In referring to a party that "induces infringement," 35 U.S.C.S. § 271(b) may require merely that the inducer lead another to engage in conduct that happens to amount to infringement, i.e., the making, using, offering to sell, selling, or importing of a patented invention. 35 U.S.C.S. § 271(a). On the other hand, the reference to a party that "induces infringement" may also be read to mean that the inducer must persuade another to engage in conduct that the inducer knows is infringement. Both readings are possible.
A patent holder (respondent) settled a suit with a competitor. It then sued the competitor’s manufactures and designers, claiming that the petitioners induced the competitor to infringe on the patent. The trial court held for the patent holder. The Supreme Court of the United States granted certiorari.

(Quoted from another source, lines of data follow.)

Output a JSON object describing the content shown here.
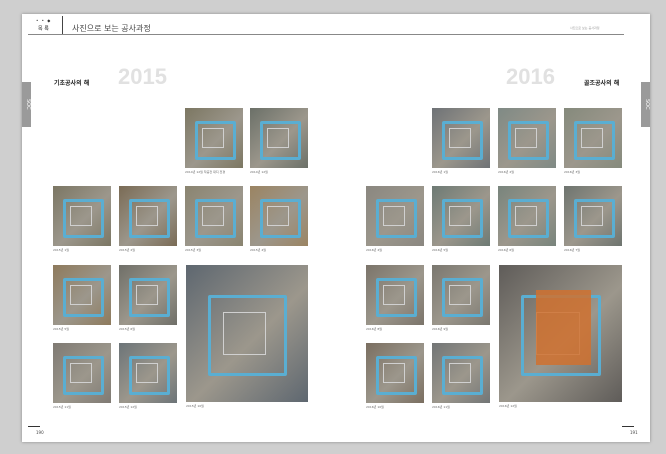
{
  "header": {
    "logo_dots": "• • ◆",
    "logo_text": "목 록",
    "title": "사진으로 보는 공사과정",
    "right_text": "사진으로 보는 공사과정"
  },
  "left": {
    "year": "2015",
    "subtitle": "기초공사의 해",
    "tab_label": "SOC",
    "page_number": "190"
  },
  "right": {
    "year": "2016",
    "subtitle": "골조공사의 해",
    "tab_label": "SOC",
    "page_number": "191"
  },
  "photos": [
    {
      "id": "l1",
      "caption": "2014년 12월 착공전 대지 전경",
      "bg": "#7c7762"
    },
    {
      "id": "l2",
      "caption": "2014년 12월",
      "bg": "#6b7068"
    },
    {
      "id": "l3",
      "caption": "2015년 1월",
      "bg": "#7b7663"
    },
    {
      "id": "l4",
      "caption": "2015년 2월",
      "bg": "#7a6b55"
    },
    {
      "id": "l5",
      "caption": "2015년 3월",
      "bg": "#8a8470"
    },
    {
      "id": "l6",
      "caption": "2015년 4월",
      "bg": "#9b8462"
    },
    {
      "id": "l7",
      "caption": "2015년 5월",
      "bg": "#8e7a5c"
    },
    {
      "id": "l8",
      "caption": "2015년 6월",
      "bg": "#6f6f68"
    },
    {
      "id": "l9",
      "caption": "2015년 10월",
      "bg": "#5e6770"
    },
    {
      "id": "l10",
      "caption": "2015년 11월",
      "bg": "#7f7a73"
    },
    {
      "id": "l11",
      "caption": "2015년 12월",
      "bg": "#6c7478"
    },
    {
      "id": "r1",
      "caption": "2016년 1월",
      "bg": "#6e7276"
    },
    {
      "id": "r2",
      "caption": "2016년 2월",
      "bg": "#7f8a85"
    },
    {
      "id": "r3",
      "caption": "2016년 3월",
      "bg": "#858a7c"
    },
    {
      "id": "r4",
      "caption": "2016년 4월",
      "bg": "#8a8780"
    },
    {
      "id": "r5",
      "caption": "2016년 5월",
      "bg": "#6d7a74"
    },
    {
      "id": "r6",
      "caption": "2016년 6월",
      "bg": "#78847c"
    },
    {
      "id": "r7",
      "caption": "2016년 7월",
      "bg": "#6e746f"
    },
    {
      "id": "r8",
      "caption": "2016년 8월",
      "bg": "#7b746a"
    },
    {
      "id": "r9",
      "caption": "2016년 9월",
      "bg": "#7a776f"
    },
    {
      "id": "r10",
      "caption": "2016년 10월",
      "bg": "#7a6e60"
    },
    {
      "id": "r11",
      "caption": "2016년 11월",
      "bg": "#727576"
    },
    {
      "id": "r12",
      "caption": "2016년 12월",
      "bg": "#5f5c59"
    }
  ]
}
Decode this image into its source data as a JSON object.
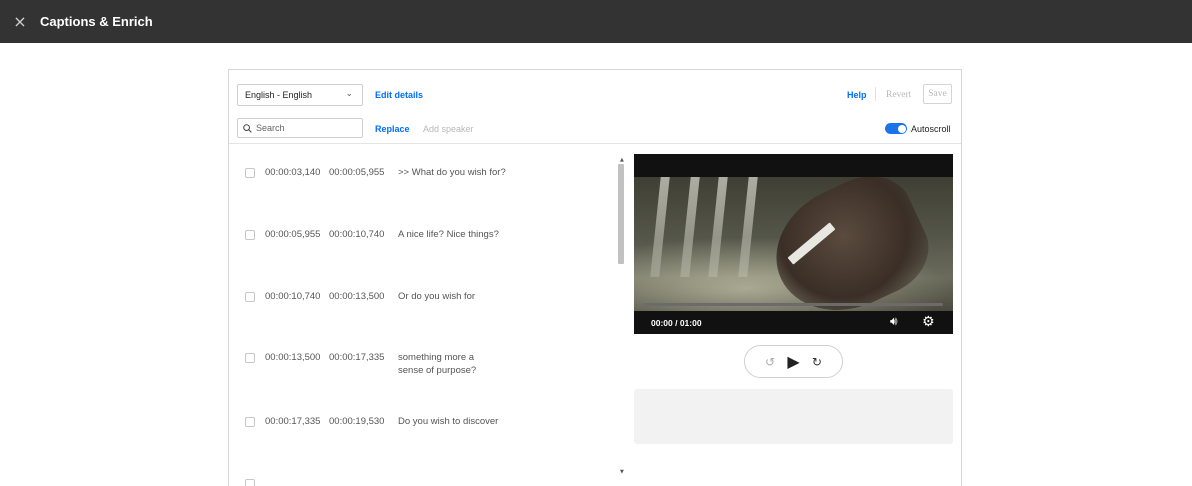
{
  "topbar": {
    "close_icon": "×",
    "title": "Captions & Enrich"
  },
  "toolbar": {
    "language": "English - English",
    "edit_details": "Edit details",
    "help": "Help",
    "revert": "Revert",
    "save": "Save"
  },
  "search": {
    "placeholder": "Search"
  },
  "actions": {
    "replace": "Replace",
    "add_speaker": "Add speaker",
    "autoscroll": "Autoscroll",
    "autoscroll_on": true
  },
  "captions": [
    {
      "start": "00:00:03,140",
      "end": "00:00:05,955",
      "text": ">> What do you wish for?"
    },
    {
      "start": "00:00:05,955",
      "end": "00:00:10,740",
      "text": "A nice life? Nice things?"
    },
    {
      "start": "00:00:10,740",
      "end": "00:00:13,500",
      "text": "Or do you wish for"
    },
    {
      "start": "00:00:13,500",
      "end": "00:00:17,335",
      "text": "something more a\nsense of purpose?"
    },
    {
      "start": "00:00:17,335",
      "end": "00:00:19,530",
      "text": "Do you wish to discover"
    }
  ],
  "player": {
    "time": "00:00 / 01:00"
  },
  "colors": {
    "topbar": "#333333",
    "link": "#006efa",
    "toggle": "#1a73e8"
  }
}
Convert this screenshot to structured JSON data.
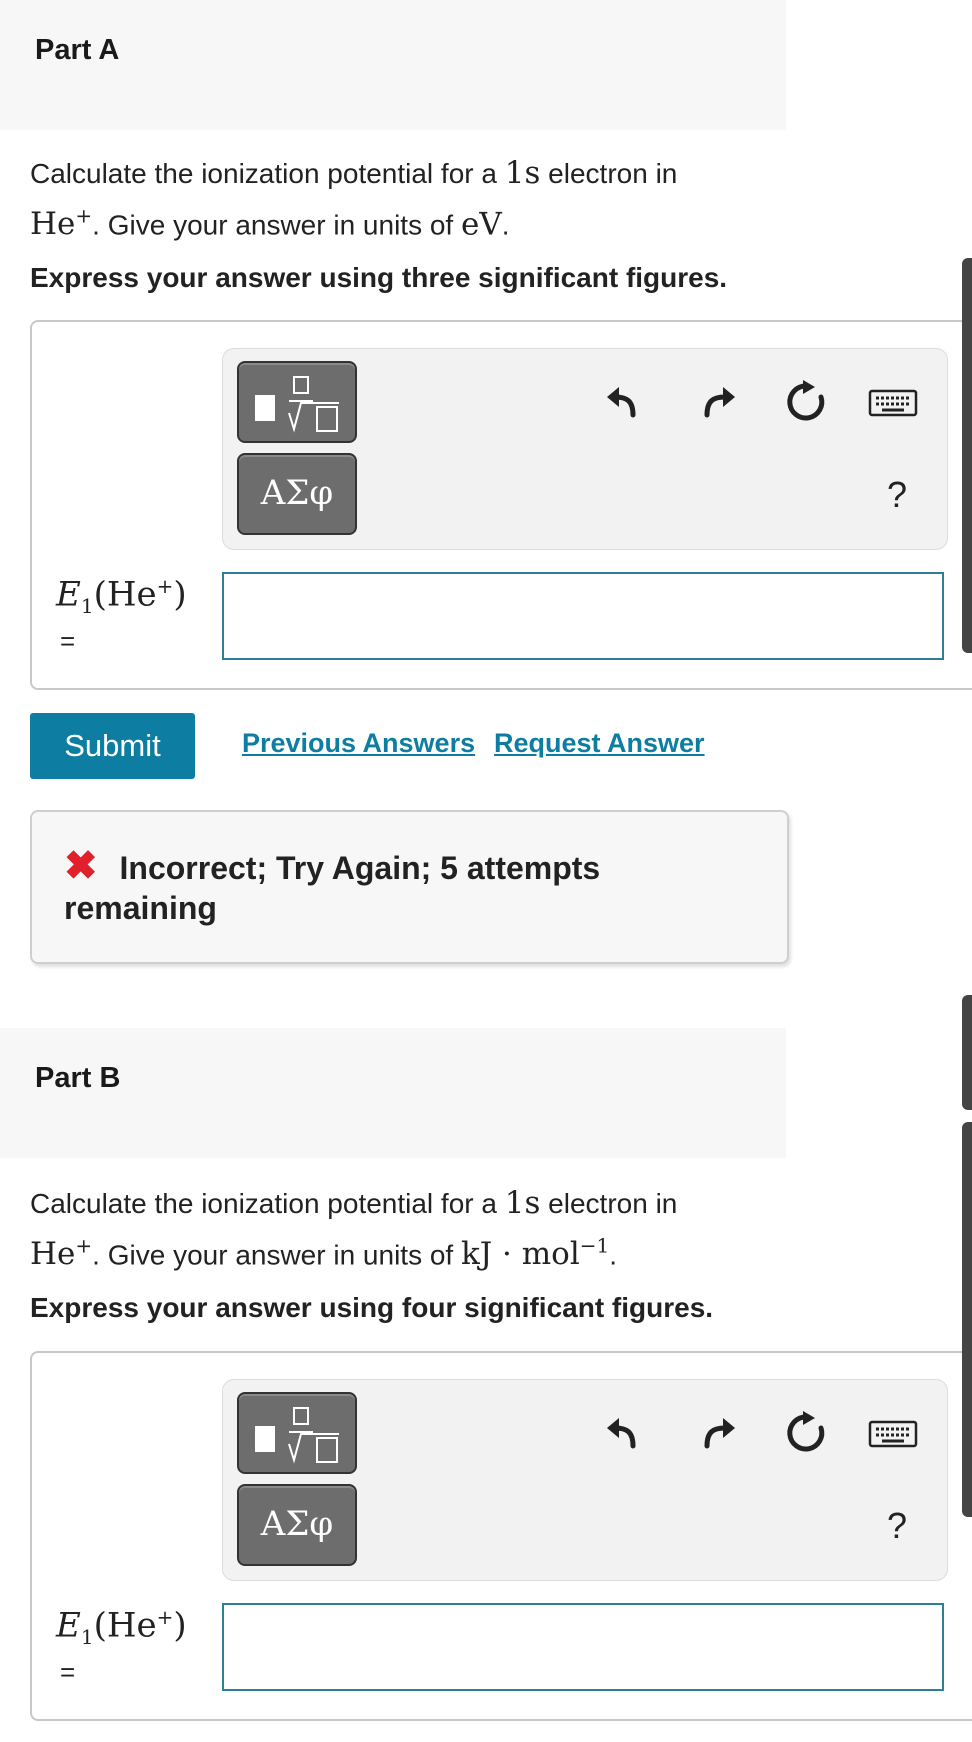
{
  "partA": {
    "title": "Part A",
    "question_pre": "Calculate the ionization potential for a ",
    "question_math1": "1s",
    "question_mid": " electron in",
    "ion": "He",
    "ion_sup": "+",
    "question_units_text": ". Give your answer in units of ",
    "units": "eV",
    "question_end": ".",
    "instruction": "Express your answer using three significant figures.",
    "label_E": "E",
    "label_sub": "1",
    "label_paren_open": "(He",
    "label_sup": "+",
    "label_paren_close": ")",
    "equals": "=",
    "input_value": "",
    "toolbar": {
      "greek_label": "ΑΣφ",
      "help_label": "?"
    }
  },
  "actions": {
    "submit_label": "Submit",
    "previous_answers_label": "Previous Answers",
    "request_answer_label": "Request Answer"
  },
  "feedback": {
    "icon": "x-mark-icon",
    "text": "Incorrect; Try Again; 5 attempts remaining",
    "icon_color": "#e0202a"
  },
  "partB": {
    "title": "Part B",
    "question_pre": "Calculate the ionization potential for a ",
    "question_math1": "1s",
    "question_mid": " electron in",
    "ion": "He",
    "ion_sup": "+",
    "question_units_text": ". Give your answer in units of ",
    "units_main": "kJ · mol",
    "units_sup": "−1",
    "question_end": ".",
    "instruction": "Express your answer using four significant figures.",
    "label_E": "E",
    "label_sub": "1",
    "label_paren_open": "(He",
    "label_sup": "+",
    "label_paren_close": ")",
    "equals": "=",
    "input_value": "",
    "toolbar": {
      "greek_label": "ΑΣφ",
      "help_label": "?"
    }
  },
  "colors": {
    "accent": "#0d7ea2",
    "input_border": "#2c7f95"
  }
}
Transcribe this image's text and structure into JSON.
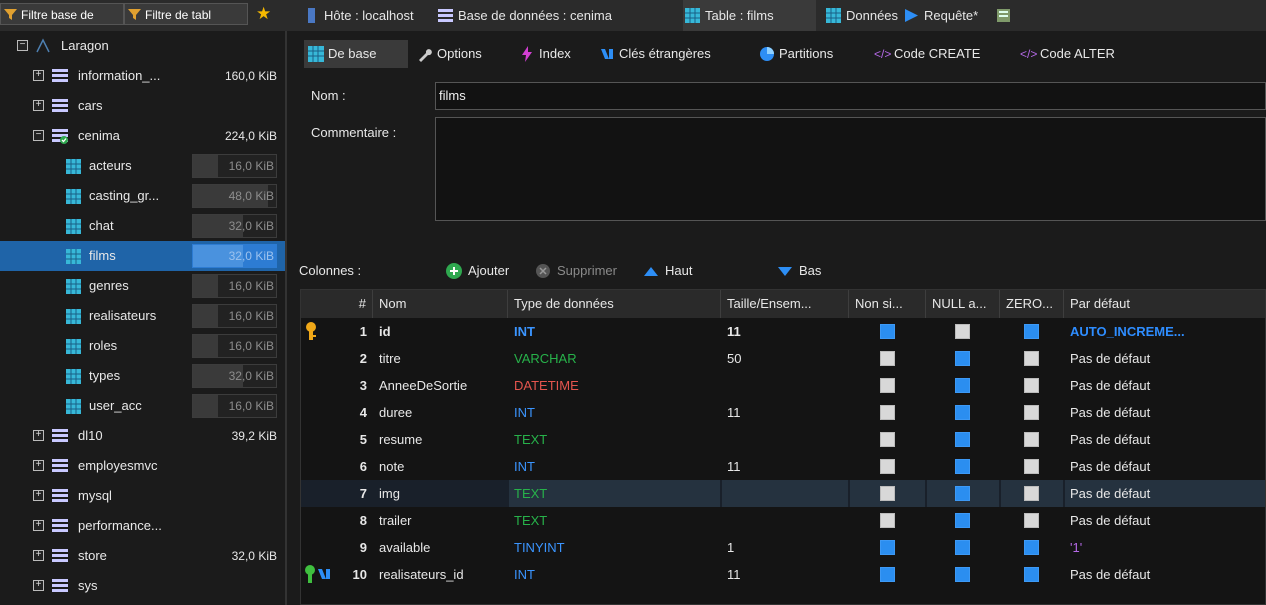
{
  "filter_tabs": [
    "Filtre base de",
    "Filtre de tabl"
  ],
  "crumbs": [
    "Hôte : localhost",
    "Base de données : cenima",
    "Table : films",
    "Données",
    "Requête*"
  ],
  "tree": {
    "root": "Laragon",
    "items": [
      {
        "label": "information_...",
        "size": "160,0 KiB",
        "kind": "db",
        "exp": "+"
      },
      {
        "label": "cars",
        "size": "",
        "kind": "db",
        "exp": "+"
      },
      {
        "label": "cenima",
        "size": "224,0 KiB",
        "kind": "db-open",
        "exp": "−"
      },
      {
        "label": "acteurs",
        "size": "16,0 KiB",
        "kind": "table",
        "fill": 0.3
      },
      {
        "label": "casting_gr...",
        "size": "48,0 KiB",
        "kind": "table",
        "fill": 0.9
      },
      {
        "label": "chat",
        "size": "32,0 KiB",
        "kind": "table",
        "fill": 0.6
      },
      {
        "label": "films",
        "size": "32,0 KiB",
        "kind": "table",
        "fill": 0.6,
        "selected": true
      },
      {
        "label": "genres",
        "size": "16,0 KiB",
        "kind": "table",
        "fill": 0.3
      },
      {
        "label": "realisateurs",
        "size": "16,0 KiB",
        "kind": "table",
        "fill": 0.3
      },
      {
        "label": "roles",
        "size": "16,0 KiB",
        "kind": "table",
        "fill": 0.3
      },
      {
        "label": "types",
        "size": "32,0 KiB",
        "kind": "table",
        "fill": 0.6
      },
      {
        "label": "user_acc",
        "size": "16,0 KiB",
        "kind": "table",
        "fill": 0.3
      },
      {
        "label": "dl10",
        "size": "39,2 KiB",
        "kind": "db",
        "exp": "+"
      },
      {
        "label": "employesmvc",
        "size": "",
        "kind": "db",
        "exp": "+"
      },
      {
        "label": "mysql",
        "size": "",
        "kind": "db",
        "exp": "+"
      },
      {
        "label": "performance...",
        "size": "",
        "kind": "db",
        "exp": "+"
      },
      {
        "label": "store",
        "size": "32,0 KiB",
        "kind": "db",
        "exp": "+"
      },
      {
        "label": "sys",
        "size": "",
        "kind": "db",
        "exp": "+"
      }
    ]
  },
  "subtabs": [
    "De base",
    "Options",
    "Index",
    "Clés étrangères",
    "Partitions",
    "Code CREATE",
    "Code ALTER"
  ],
  "form": {
    "name_label": "Nom :",
    "name_value": "films",
    "comment_label": "Commentaire :",
    "comment_value": ""
  },
  "columns_bar": {
    "label": "Colonnes :",
    "add": "Ajouter",
    "remove": "Supprimer",
    "up": "Haut",
    "down": "Bas"
  },
  "grid": {
    "headers": [
      "#",
      "Nom",
      "Type de données",
      "Taille/Ensem...",
      "Non si...",
      "NULL a...",
      "ZERO...",
      "Par défaut"
    ],
    "rows": [
      {
        "n": "1",
        "name": "id",
        "type": "INT",
        "size": "11",
        "unsigned": true,
        "null": false,
        "zero": true,
        "default": "AUTO_INCREME...",
        "key": "pk"
      },
      {
        "n": "2",
        "name": "titre",
        "type": "VARCHAR",
        "size": "50",
        "unsigned": false,
        "null": true,
        "zero": false,
        "default": "Pas de défaut"
      },
      {
        "n": "3",
        "name": "AnneeDeSortie",
        "type": "DATETIME",
        "size": "",
        "unsigned": false,
        "null": true,
        "zero": false,
        "default": "Pas de défaut"
      },
      {
        "n": "4",
        "name": "duree",
        "type": "INT",
        "size": "11",
        "unsigned": false,
        "null": true,
        "zero": false,
        "default": "Pas de défaut"
      },
      {
        "n": "5",
        "name": "resume",
        "type": "TEXT",
        "size": "",
        "unsigned": false,
        "null": true,
        "zero": false,
        "default": "Pas de défaut"
      },
      {
        "n": "6",
        "name": "note",
        "type": "INT",
        "size": "11",
        "unsigned": false,
        "null": true,
        "zero": false,
        "default": "Pas de défaut"
      },
      {
        "n": "7",
        "name": "img",
        "type": "TEXT",
        "size": "",
        "unsigned": false,
        "null": true,
        "zero": false,
        "default": "Pas de défaut",
        "hl": true
      },
      {
        "n": "8",
        "name": "trailer",
        "type": "TEXT",
        "size": "",
        "unsigned": false,
        "null": true,
        "zero": false,
        "default": "Pas de défaut"
      },
      {
        "n": "9",
        "name": "available",
        "type": "TINYINT",
        "size": "1",
        "unsigned": true,
        "null": true,
        "zero": true,
        "default": "'1'"
      },
      {
        "n": "10",
        "name": "realisateurs_id",
        "type": "INT",
        "size": "11",
        "unsigned": true,
        "null": true,
        "zero": true,
        "default": "Pas de défaut",
        "key": "fk"
      }
    ]
  }
}
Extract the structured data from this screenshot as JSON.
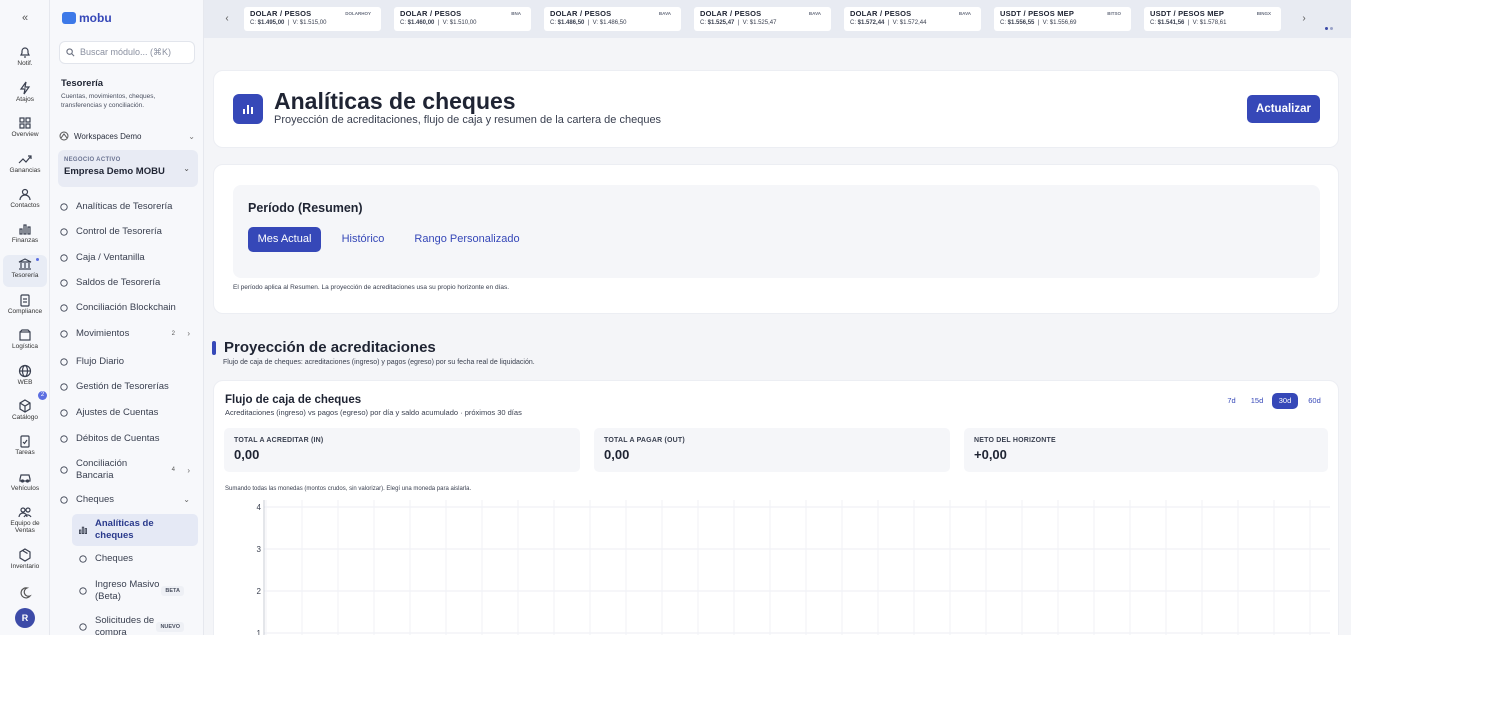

According to the language of the text, did the manufacturers induce the competitor to infringe on the patent?
Yes. The Court affirmed the lower courts’ rulings.
The Court held that the language of the statute, specifically the term “actively,” meant that the actor must take affirmative steps to bring about the desired result. It built its decision on previous interpretation of a different subsection of the statute, which required knowledge of the existence of infringement. Since the two subsections had a common origin, it would be inconsistent to hold that knowledge/notice was required of one and not the other. Thus, inducement required knowledge that the induced acts constituted patent infringement. Here, there was sufficient evidence to support knowledge under the doctrine of willful blindness. The petitioners (manufacturers) were aware that their customers were selling infringed products in the market. Thus, the court affirmed.